▶ **Supplied material**:

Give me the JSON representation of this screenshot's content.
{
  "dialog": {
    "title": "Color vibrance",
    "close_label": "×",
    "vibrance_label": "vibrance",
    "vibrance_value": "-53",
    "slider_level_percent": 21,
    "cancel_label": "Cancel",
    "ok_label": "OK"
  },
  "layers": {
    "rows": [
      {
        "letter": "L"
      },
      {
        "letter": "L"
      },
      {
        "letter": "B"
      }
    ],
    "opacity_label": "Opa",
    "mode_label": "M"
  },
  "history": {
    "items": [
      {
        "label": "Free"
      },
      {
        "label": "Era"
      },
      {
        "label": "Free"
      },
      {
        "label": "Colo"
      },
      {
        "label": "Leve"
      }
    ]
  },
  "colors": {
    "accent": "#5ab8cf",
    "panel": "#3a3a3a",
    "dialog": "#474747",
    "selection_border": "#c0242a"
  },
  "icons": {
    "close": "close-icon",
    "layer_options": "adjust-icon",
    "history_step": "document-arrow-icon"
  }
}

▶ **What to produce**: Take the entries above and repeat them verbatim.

▶ **Finished exercise**:
Give me the JSON representation of this screenshot's content.
{
  "dialog": {
    "title": "Color vibrance",
    "close_label": "×",
    "vibrance_label": "vibrance",
    "vibrance_value": "-53",
    "slider_level_percent": 21,
    "cancel_label": "Cancel",
    "ok_label": "OK"
  },
  "layers": {
    "rows": [
      {
        "letter": "L"
      },
      {
        "letter": "L"
      },
      {
        "letter": "B"
      }
    ],
    "opacity_label": "Opa",
    "mode_label": "M"
  },
  "history": {
    "items": [
      {
        "label": "Free"
      },
      {
        "label": "Era"
      },
      {
        "label": "Free"
      },
      {
        "label": "Colo"
      },
      {
        "label": "Leve"
      }
    ]
  },
  "colors": {
    "accent": "#5ab8cf",
    "panel": "#3a3a3a",
    "dialog": "#474747",
    "selection_border": "#c0242a"
  },
  "icons": {
    "close": "close-icon",
    "layer_options": "adjust-icon",
    "history_step": "document-arrow-icon"
  }
}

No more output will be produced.